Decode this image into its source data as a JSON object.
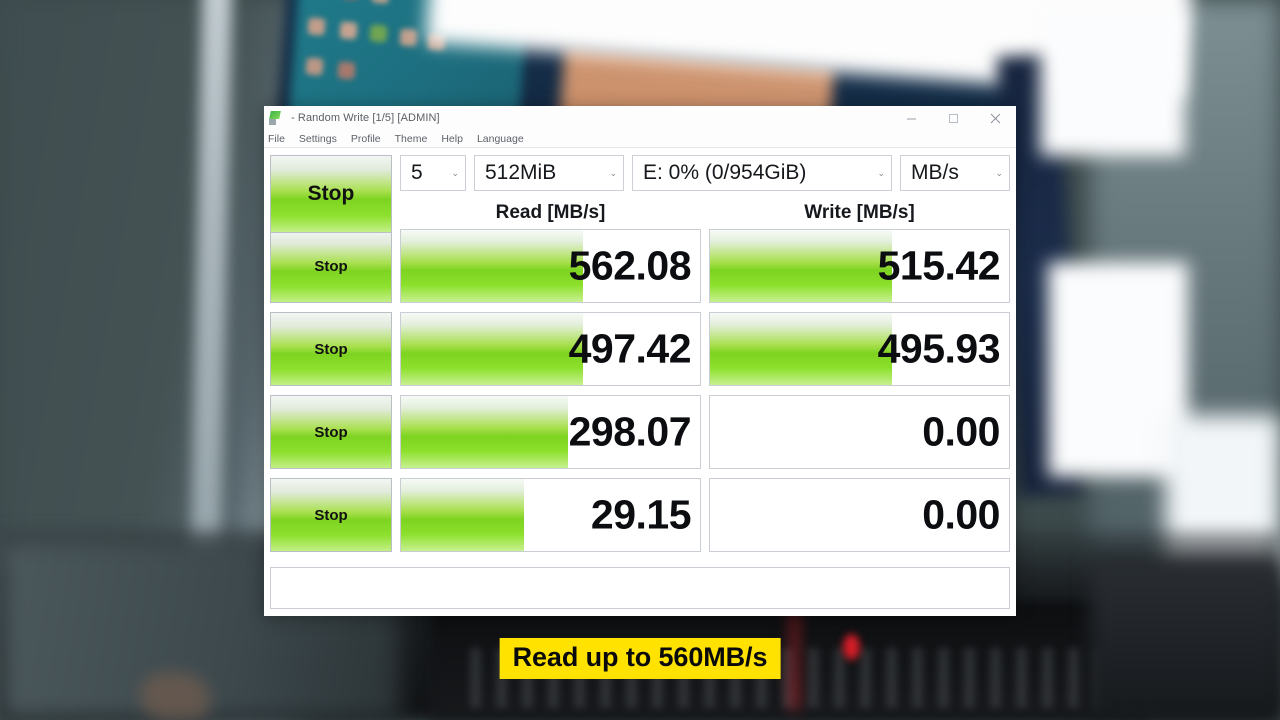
{
  "window": {
    "title": "- Random Write [1/5] [ADMIN]",
    "app_icon": "crystaldiskmark-icon",
    "controls": {
      "minimize": "minimize-icon",
      "maximize": "maximize-icon",
      "close": "close-icon"
    }
  },
  "menubar": {
    "items": [
      {
        "label": "File"
      },
      {
        "label": "Settings"
      },
      {
        "label": "Profile"
      },
      {
        "label": "Theme"
      },
      {
        "label": "Help"
      },
      {
        "label": "Language"
      }
    ]
  },
  "toolbar": {
    "all_button_label": "Stop",
    "test_count": "5",
    "test_size": "512MiB",
    "drive": "E: 0% (0/954GiB)",
    "unit": "MB/s",
    "dropdown_arrow": "⌄"
  },
  "headers": {
    "read": "Read [MB/s]",
    "write": "Write [MB/s]"
  },
  "rows": [
    {
      "button_label": "Stop",
      "read_value": "562.08",
      "read_fill_pct": 61,
      "write_value": "515.42",
      "write_fill_pct": 61
    },
    {
      "button_label": "Stop",
      "read_value": "497.42",
      "read_fill_pct": 61,
      "write_value": "495.93",
      "write_fill_pct": 61
    },
    {
      "button_label": "Stop",
      "read_value": "298.07",
      "read_fill_pct": 56,
      "write_value": "0.00",
      "write_fill_pct": 0
    },
    {
      "button_label": "Stop",
      "read_value": "29.15",
      "read_fill_pct": 41,
      "write_value": "0.00",
      "write_fill_pct": 0
    }
  ],
  "statusbar": {
    "text": ""
  },
  "caption": {
    "text": "Read up to 560MB/s",
    "background_color": "#ffe200",
    "text_color": "#0a0a0a"
  },
  "colors": {
    "accent_green": "#7ed321",
    "window_background": "#ffffff",
    "border": "#c9ced4"
  }
}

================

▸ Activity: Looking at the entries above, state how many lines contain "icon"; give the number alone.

▸ Expected answer: 4